((

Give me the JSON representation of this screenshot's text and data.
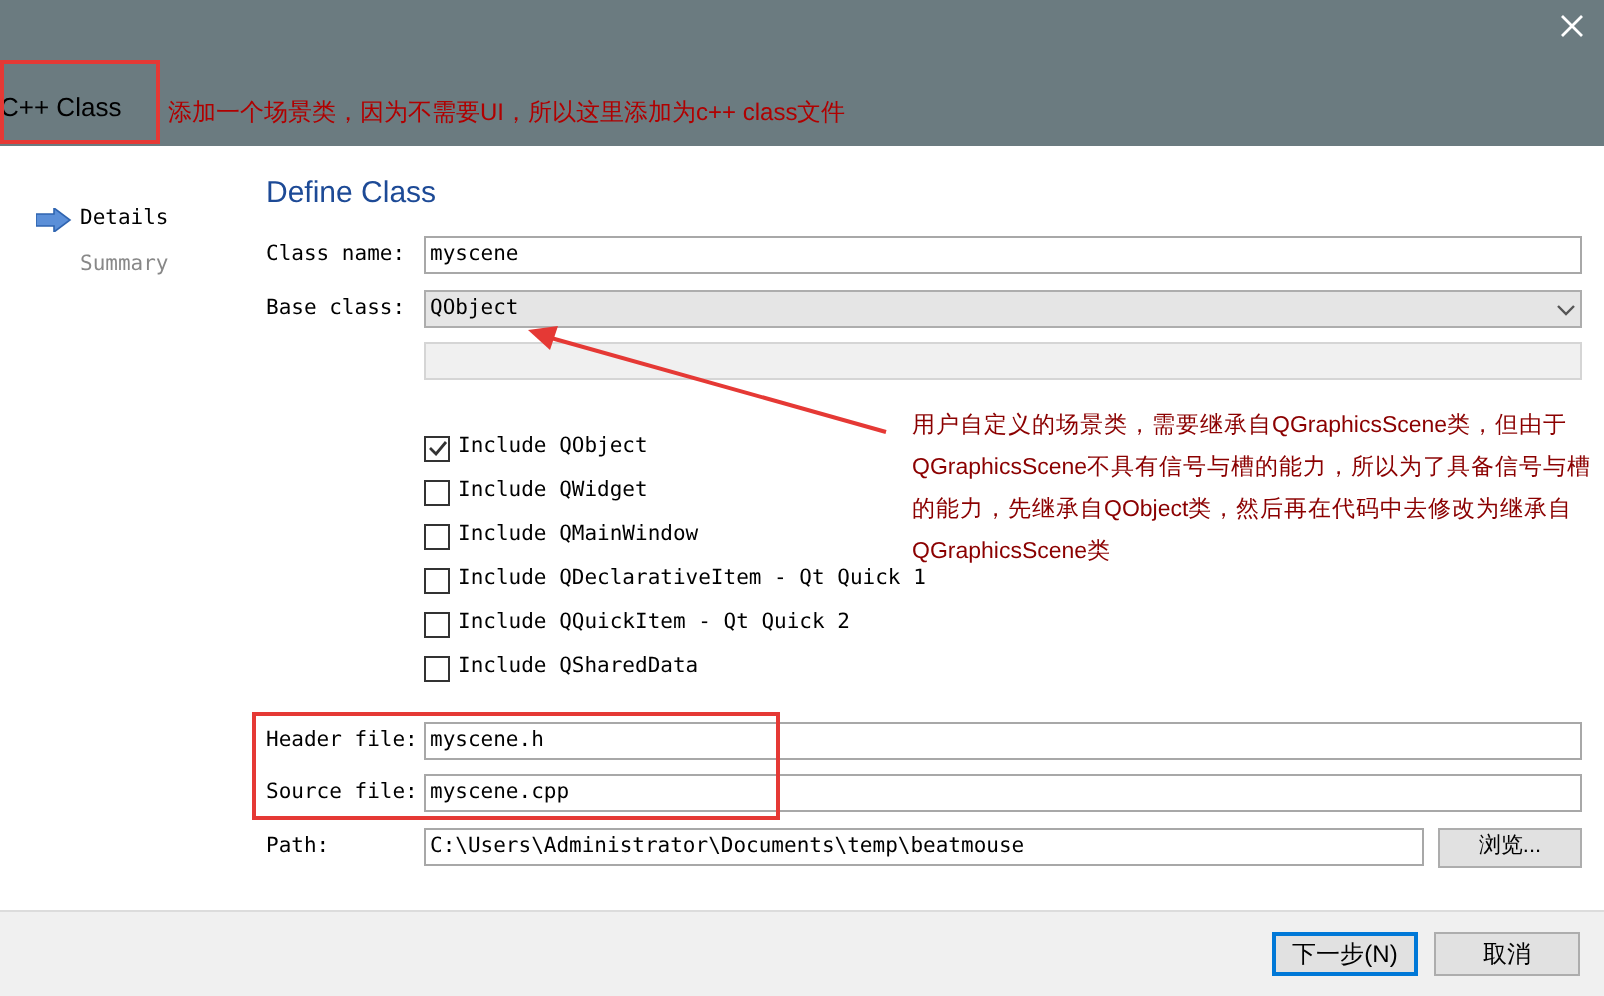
{
  "window": {
    "title": "C++ Class"
  },
  "annotations": {
    "title_note": "添加一个场景类，因为不需要UI，所以这里添加为c++ class文件",
    "base_class_note": "用户自定义的场景类，需要继承自QGraphicsScene类，但由于QGraphicsScene不具有信号与槽的能力，所以为了具备信号与槽的能力，先继承自QObject类，然后再在代码中去修改为继承自QGraphicsScene类"
  },
  "steps": [
    {
      "label": "Details",
      "selected": true
    },
    {
      "label": "Summary",
      "selected": false
    }
  ],
  "heading": "Define Class",
  "class_name": {
    "label": "Class name:",
    "value": "myscene"
  },
  "base_class": {
    "label": "Base class:",
    "value": "QObject"
  },
  "includes": [
    {
      "label": "Include QObject",
      "checked": true
    },
    {
      "label": "Include QWidget",
      "checked": false
    },
    {
      "label": "Include QMainWindow",
      "checked": false
    },
    {
      "label": "Include QDeclarativeItem - Qt Quick 1",
      "checked": false
    },
    {
      "label": "Include QQuickItem - Qt Quick 2",
      "checked": false
    },
    {
      "label": "Include QSharedData",
      "checked": false
    }
  ],
  "header_file": {
    "label": "Header file:",
    "value": "myscene.h"
  },
  "source_file": {
    "label": "Source file:",
    "value": "myscene.cpp"
  },
  "path": {
    "label": "Path:",
    "value": "C:\\Users\\Administrator\\Documents\\temp\\beatmouse",
    "browse": "浏览..."
  },
  "buttons": [
    {
      "label": "下一步(N)",
      "kind": "default"
    },
    {
      "label": "取消",
      "kind": "normal"
    }
  ]
}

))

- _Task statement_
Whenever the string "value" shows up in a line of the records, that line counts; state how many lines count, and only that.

- _Solution_
5